-- Records for the task follows --

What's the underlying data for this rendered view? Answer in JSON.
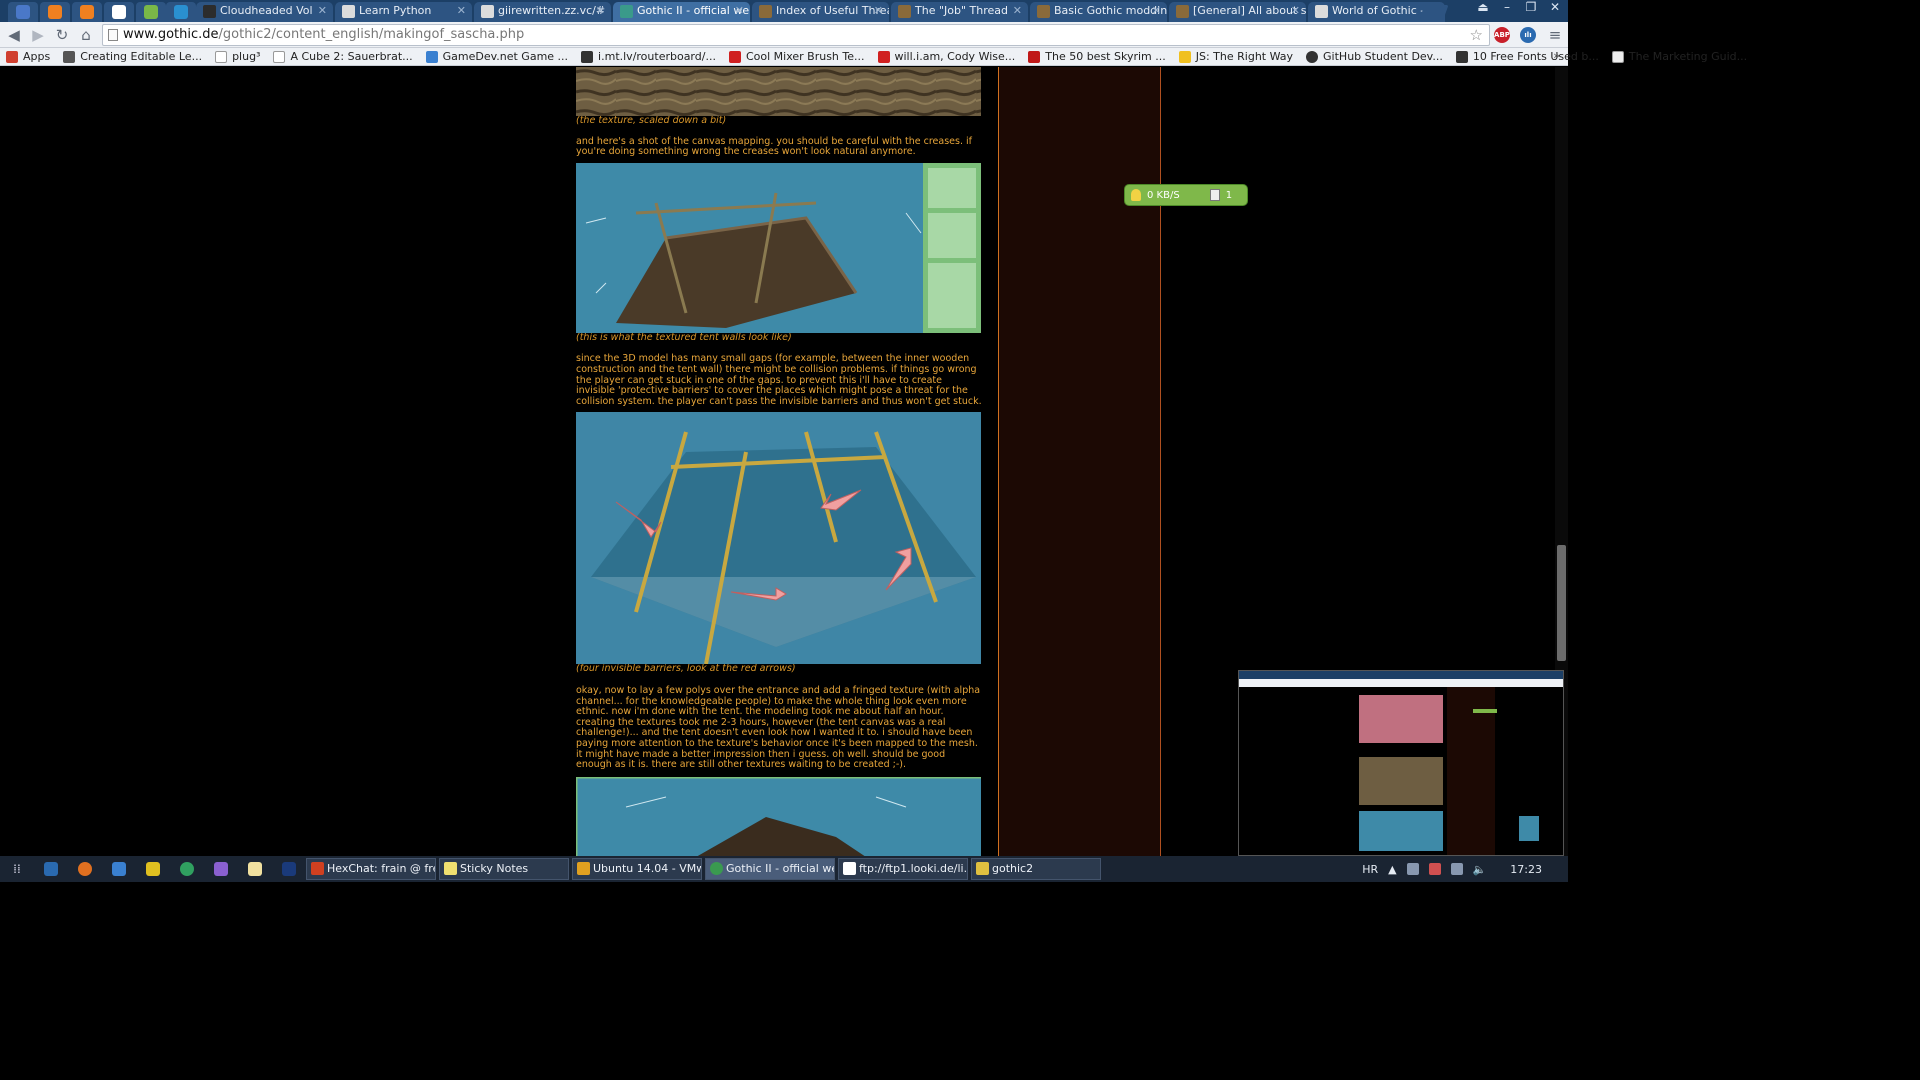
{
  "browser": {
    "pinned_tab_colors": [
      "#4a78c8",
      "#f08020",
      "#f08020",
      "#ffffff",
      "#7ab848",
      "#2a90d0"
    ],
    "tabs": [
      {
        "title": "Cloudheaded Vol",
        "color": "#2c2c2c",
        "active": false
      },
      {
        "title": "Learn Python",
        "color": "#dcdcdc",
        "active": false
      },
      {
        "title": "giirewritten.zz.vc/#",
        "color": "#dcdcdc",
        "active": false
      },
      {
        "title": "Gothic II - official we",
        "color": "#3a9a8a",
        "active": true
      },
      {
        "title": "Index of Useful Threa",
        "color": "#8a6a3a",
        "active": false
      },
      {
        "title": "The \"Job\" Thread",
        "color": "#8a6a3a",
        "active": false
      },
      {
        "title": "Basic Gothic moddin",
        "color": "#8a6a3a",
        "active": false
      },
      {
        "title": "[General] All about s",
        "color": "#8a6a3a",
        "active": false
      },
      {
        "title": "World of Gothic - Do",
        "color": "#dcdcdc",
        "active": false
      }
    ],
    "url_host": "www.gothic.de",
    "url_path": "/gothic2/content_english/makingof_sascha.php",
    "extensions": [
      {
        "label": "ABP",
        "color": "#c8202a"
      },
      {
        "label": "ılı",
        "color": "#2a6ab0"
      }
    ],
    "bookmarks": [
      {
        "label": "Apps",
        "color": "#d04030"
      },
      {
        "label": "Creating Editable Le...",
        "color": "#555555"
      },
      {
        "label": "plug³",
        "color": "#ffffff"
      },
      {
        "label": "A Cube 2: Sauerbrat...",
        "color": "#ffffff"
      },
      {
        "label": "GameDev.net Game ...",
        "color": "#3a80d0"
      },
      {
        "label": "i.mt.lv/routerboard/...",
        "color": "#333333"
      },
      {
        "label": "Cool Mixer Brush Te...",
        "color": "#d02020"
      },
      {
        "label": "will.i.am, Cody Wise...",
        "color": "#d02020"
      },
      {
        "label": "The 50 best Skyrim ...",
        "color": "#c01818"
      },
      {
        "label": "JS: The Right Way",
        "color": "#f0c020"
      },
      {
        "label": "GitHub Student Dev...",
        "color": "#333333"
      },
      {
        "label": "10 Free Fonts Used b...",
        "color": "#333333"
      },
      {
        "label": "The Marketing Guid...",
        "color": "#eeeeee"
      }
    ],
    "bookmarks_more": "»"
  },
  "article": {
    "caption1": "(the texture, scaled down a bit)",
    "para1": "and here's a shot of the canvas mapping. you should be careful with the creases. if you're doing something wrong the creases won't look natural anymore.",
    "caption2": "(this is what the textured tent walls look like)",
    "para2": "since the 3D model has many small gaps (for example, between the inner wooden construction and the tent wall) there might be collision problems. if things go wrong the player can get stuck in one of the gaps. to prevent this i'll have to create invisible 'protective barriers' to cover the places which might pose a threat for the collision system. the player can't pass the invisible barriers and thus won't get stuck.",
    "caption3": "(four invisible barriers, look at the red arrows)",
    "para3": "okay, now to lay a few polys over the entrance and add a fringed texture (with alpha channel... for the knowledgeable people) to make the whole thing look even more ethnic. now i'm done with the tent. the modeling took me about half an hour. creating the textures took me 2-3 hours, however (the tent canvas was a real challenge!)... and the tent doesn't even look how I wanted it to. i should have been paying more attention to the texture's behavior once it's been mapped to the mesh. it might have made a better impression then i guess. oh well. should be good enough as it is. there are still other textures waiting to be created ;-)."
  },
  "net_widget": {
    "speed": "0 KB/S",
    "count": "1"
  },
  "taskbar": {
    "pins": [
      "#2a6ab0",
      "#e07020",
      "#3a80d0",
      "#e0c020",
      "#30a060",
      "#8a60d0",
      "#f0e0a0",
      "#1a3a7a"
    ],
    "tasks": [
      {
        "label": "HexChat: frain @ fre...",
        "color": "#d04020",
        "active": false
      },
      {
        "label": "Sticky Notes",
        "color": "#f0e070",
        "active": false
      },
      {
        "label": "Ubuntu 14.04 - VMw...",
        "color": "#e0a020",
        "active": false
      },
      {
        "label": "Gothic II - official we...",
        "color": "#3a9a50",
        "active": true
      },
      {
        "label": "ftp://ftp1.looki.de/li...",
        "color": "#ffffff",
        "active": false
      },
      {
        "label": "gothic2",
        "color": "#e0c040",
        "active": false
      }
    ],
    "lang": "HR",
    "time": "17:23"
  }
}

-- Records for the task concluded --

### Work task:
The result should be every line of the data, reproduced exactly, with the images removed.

### Result below:
What's the underlying data for this rendered view? Answer in JSON.
{
  "browser": {
    "pinned_tab_colors": [
      "#4a78c8",
      "#f08020",
      "#f08020",
      "#ffffff",
      "#7ab848",
      "#2a90d0"
    ],
    "tabs": [
      {
        "title": "Cloudheaded Vol",
        "color": "#2c2c2c",
        "active": false
      },
      {
        "title": "Learn Python",
        "color": "#dcdcdc",
        "active": false
      },
      {
        "title": "giirewritten.zz.vc/#",
        "color": "#dcdcdc",
        "active": false
      },
      {
        "title": "Gothic II - official we",
        "color": "#3a9a8a",
        "active": true
      },
      {
        "title": "Index of Useful Threa",
        "color": "#8a6a3a",
        "active": false
      },
      {
        "title": "The \"Job\" Thread",
        "color": "#8a6a3a",
        "active": false
      },
      {
        "title": "Basic Gothic moddin",
        "color": "#8a6a3a",
        "active": false
      },
      {
        "title": "[General] All about s",
        "color": "#8a6a3a",
        "active": false
      },
      {
        "title": "World of Gothic - Do",
        "color": "#dcdcdc",
        "active": false
      }
    ],
    "url_host": "www.gothic.de",
    "url_path": "/gothic2/content_english/makingof_sascha.php",
    "extensions": [
      {
        "label": "ABP",
        "color": "#c8202a"
      },
      {
        "label": "ılı",
        "color": "#2a6ab0"
      }
    ],
    "bookmarks": [
      {
        "label": "Apps",
        "color": "#d04030"
      },
      {
        "label": "Creating Editable Le...",
        "color": "#555555"
      },
      {
        "label": "plug³",
        "color": "#ffffff"
      },
      {
        "label": "A Cube 2: Sauerbrat...",
        "color": "#ffffff"
      },
      {
        "label": "GameDev.net Game ...",
        "color": "#3a80d0"
      },
      {
        "label": "i.mt.lv/routerboard/...",
        "color": "#333333"
      },
      {
        "label": "Cool Mixer Brush Te...",
        "color": "#d02020"
      },
      {
        "label": "will.i.am, Cody Wise...",
        "color": "#d02020"
      },
      {
        "label": "The 50 best Skyrim ...",
        "color": "#c01818"
      },
      {
        "label": "JS: The Right Way",
        "color": "#f0c020"
      },
      {
        "label": "GitHub Student Dev...",
        "color": "#333333"
      },
      {
        "label": "10 Free Fonts Used b...",
        "color": "#333333"
      },
      {
        "label": "The Marketing Guid...",
        "color": "#eeeeee"
      }
    ],
    "bookmarks_more": "»"
  },
  "article": {
    "caption1": "(the texture, scaled down a bit)",
    "para1": "and here's a shot of the canvas mapping. you should be careful with the creases. if you're doing something wrong the creases won't look natural anymore.",
    "caption2": "(this is what the textured tent walls look like)",
    "para2": "since the 3D model has many small gaps (for example, between the inner wooden construction and the tent wall) there might be collision problems. if things go wrong the player can get stuck in one of the gaps. to prevent this i'll have to create invisible 'protective barriers' to cover the places which might pose a threat for the collision system. the player can't pass the invisible barriers and thus won't get stuck.",
    "caption3": "(four invisible barriers, look at the red arrows)",
    "para3": "okay, now to lay a few polys over the entrance and add a fringed texture (with alpha channel... for the knowledgeable people) to make the whole thing look even more ethnic. now i'm done with the tent. the modeling took me about half an hour. creating the textures took me 2-3 hours, however (the tent canvas was a real challenge!)... and the tent doesn't even look how I wanted it to. i should have been paying more attention to the texture's behavior once it's been mapped to the mesh. it might have made a better impression then i guess. oh well. should be good enough as it is. there are still other textures waiting to be created ;-)."
  },
  "net_widget": {
    "speed": "0 KB/S",
    "count": "1"
  },
  "taskbar": {
    "pins": [
      "#2a6ab0",
      "#e07020",
      "#3a80d0",
      "#e0c020",
      "#30a060",
      "#8a60d0",
      "#f0e0a0",
      "#1a3a7a"
    ],
    "tasks": [
      {
        "label": "HexChat: frain @ fre...",
        "color": "#d04020",
        "active": false
      },
      {
        "label": "Sticky Notes",
        "color": "#f0e070",
        "active": false
      },
      {
        "label": "Ubuntu 14.04 - VMw...",
        "color": "#e0a020",
        "active": false
      },
      {
        "label": "Gothic II - official we...",
        "color": "#3a9a50",
        "active": true
      },
      {
        "label": "ftp://ftp1.looki.de/li...",
        "color": "#ffffff",
        "active": false
      },
      {
        "label": "gothic2",
        "color": "#e0c040",
        "active": false
      }
    ],
    "lang": "HR",
    "time": "17:23"
  }
}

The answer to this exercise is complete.